Developing any type of photographic film–35mm, X-ray, etc.–leaves deposits of silver in the fixer during processing. If poured down a drain and into the water system, the silver can become toxic to the wildlife and environment. Photographers and photo developing technicians must discard of used fixer in environmentally safe ways. One way is to recover the silver deposited in the chemicals during processing.
Silver Uses in Photography
In 1727, J.H. Schultze observed a mixture of silver nitrate and chalk react to light; the mixture darkened when exposed to the light. In 1824, the first semi-permanent images were obtained by French physicist, Nicéphore Niepce, on glass coated with silver salts in bitumen. Since then, different forms and types of silver have been used in photographic emulsions.

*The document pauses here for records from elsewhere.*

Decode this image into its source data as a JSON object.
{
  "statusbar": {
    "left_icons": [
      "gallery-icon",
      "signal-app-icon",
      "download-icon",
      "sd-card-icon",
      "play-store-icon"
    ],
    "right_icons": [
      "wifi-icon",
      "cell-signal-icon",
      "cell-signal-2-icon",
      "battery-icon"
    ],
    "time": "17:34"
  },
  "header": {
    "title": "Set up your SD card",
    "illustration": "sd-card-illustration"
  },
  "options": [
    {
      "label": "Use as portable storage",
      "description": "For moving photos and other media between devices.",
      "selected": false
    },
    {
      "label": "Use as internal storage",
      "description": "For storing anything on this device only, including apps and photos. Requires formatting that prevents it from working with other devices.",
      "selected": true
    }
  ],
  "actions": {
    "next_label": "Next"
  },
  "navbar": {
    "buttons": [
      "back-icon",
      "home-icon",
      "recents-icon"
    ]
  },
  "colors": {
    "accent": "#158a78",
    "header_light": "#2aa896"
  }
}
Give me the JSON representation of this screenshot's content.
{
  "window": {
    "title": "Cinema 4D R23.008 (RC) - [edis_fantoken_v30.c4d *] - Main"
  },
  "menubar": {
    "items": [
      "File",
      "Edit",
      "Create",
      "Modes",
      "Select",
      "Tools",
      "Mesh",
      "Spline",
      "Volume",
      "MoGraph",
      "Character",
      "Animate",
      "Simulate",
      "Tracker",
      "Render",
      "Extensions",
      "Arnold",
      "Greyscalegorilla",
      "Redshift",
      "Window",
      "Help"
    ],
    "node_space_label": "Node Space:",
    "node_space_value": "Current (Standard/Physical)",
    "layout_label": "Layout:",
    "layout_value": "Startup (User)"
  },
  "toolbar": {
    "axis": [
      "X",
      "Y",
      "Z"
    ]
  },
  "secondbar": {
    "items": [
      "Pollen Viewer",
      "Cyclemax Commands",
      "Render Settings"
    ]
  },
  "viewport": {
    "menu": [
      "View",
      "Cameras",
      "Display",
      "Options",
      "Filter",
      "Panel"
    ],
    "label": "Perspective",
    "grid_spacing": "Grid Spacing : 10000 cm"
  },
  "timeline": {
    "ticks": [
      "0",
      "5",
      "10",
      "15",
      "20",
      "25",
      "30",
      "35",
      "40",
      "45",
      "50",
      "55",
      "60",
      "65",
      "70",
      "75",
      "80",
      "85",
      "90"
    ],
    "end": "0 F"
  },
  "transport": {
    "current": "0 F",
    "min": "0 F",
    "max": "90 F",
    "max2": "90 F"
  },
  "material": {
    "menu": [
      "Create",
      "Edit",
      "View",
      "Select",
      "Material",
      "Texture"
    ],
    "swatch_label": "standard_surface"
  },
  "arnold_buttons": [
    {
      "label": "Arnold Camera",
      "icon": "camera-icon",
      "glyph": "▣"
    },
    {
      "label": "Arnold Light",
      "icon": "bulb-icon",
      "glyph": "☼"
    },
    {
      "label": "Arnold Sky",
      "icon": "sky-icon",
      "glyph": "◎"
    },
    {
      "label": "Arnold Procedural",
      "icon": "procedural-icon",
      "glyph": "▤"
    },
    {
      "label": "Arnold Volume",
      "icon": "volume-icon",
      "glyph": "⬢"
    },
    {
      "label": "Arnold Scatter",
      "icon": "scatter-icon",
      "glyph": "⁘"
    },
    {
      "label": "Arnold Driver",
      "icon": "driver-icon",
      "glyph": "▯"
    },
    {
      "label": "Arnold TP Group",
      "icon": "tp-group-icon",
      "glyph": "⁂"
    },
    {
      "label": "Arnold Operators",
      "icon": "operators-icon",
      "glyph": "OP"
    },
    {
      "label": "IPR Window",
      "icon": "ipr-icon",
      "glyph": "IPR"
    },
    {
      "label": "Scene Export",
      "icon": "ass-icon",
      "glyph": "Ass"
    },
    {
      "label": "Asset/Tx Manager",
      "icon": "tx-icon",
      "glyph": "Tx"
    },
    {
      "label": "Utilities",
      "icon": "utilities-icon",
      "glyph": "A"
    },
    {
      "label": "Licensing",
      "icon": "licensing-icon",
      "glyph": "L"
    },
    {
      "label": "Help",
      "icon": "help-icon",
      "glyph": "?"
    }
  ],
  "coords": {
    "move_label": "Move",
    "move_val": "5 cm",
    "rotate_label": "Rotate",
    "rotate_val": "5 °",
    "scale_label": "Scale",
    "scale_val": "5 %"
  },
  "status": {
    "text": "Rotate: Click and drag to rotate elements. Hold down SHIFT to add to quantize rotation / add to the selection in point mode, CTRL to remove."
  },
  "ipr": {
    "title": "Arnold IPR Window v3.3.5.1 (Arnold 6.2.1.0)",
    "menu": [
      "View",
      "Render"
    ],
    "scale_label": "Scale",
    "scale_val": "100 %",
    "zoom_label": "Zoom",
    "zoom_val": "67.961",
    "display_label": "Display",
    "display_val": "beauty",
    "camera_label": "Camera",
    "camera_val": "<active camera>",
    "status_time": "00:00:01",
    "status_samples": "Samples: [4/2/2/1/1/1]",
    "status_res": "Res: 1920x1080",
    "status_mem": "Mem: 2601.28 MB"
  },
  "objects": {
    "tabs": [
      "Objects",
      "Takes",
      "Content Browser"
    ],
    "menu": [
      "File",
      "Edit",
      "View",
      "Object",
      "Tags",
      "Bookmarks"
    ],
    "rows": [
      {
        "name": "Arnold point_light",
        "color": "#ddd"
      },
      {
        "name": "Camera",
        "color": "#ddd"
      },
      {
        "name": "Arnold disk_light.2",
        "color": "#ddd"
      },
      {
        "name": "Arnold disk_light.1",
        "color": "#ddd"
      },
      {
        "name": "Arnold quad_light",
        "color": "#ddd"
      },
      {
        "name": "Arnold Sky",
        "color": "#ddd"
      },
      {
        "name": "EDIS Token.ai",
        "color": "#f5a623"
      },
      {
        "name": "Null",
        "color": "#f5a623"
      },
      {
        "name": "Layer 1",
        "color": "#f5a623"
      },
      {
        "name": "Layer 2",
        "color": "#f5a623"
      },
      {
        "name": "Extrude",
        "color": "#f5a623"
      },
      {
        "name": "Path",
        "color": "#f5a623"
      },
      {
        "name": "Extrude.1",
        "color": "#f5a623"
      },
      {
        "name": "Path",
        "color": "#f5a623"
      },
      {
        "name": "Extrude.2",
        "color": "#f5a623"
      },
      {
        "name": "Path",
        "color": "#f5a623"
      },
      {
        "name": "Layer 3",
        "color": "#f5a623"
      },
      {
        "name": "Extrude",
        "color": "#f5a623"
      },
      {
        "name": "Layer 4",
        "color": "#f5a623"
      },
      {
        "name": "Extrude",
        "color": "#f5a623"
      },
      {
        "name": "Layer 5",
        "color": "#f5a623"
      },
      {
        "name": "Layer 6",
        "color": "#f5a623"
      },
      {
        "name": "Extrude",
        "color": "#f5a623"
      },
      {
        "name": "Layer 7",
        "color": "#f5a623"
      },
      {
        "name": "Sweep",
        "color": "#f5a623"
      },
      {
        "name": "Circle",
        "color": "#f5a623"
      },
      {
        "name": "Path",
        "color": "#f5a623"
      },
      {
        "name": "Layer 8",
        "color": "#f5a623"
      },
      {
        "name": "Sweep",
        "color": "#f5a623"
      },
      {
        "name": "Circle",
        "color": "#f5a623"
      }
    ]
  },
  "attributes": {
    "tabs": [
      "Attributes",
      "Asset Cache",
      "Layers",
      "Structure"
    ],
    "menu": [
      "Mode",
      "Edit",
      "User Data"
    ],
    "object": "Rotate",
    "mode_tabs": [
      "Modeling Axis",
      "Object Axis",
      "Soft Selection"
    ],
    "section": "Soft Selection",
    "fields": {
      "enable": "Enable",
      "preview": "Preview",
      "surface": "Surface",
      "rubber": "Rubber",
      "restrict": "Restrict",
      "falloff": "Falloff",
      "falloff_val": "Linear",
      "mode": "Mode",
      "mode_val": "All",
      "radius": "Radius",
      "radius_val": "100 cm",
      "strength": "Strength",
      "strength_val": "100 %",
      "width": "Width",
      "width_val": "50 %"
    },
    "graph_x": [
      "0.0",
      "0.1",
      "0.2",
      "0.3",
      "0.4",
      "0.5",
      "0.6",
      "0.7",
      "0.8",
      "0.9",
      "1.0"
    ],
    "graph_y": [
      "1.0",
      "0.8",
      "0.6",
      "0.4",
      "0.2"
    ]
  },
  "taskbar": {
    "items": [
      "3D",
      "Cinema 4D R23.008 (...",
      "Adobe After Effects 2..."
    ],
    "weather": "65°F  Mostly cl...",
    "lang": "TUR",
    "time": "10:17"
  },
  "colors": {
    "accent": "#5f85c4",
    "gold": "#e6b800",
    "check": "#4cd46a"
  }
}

Its sensitivity and reactivity to light makes it ideal for capturing images.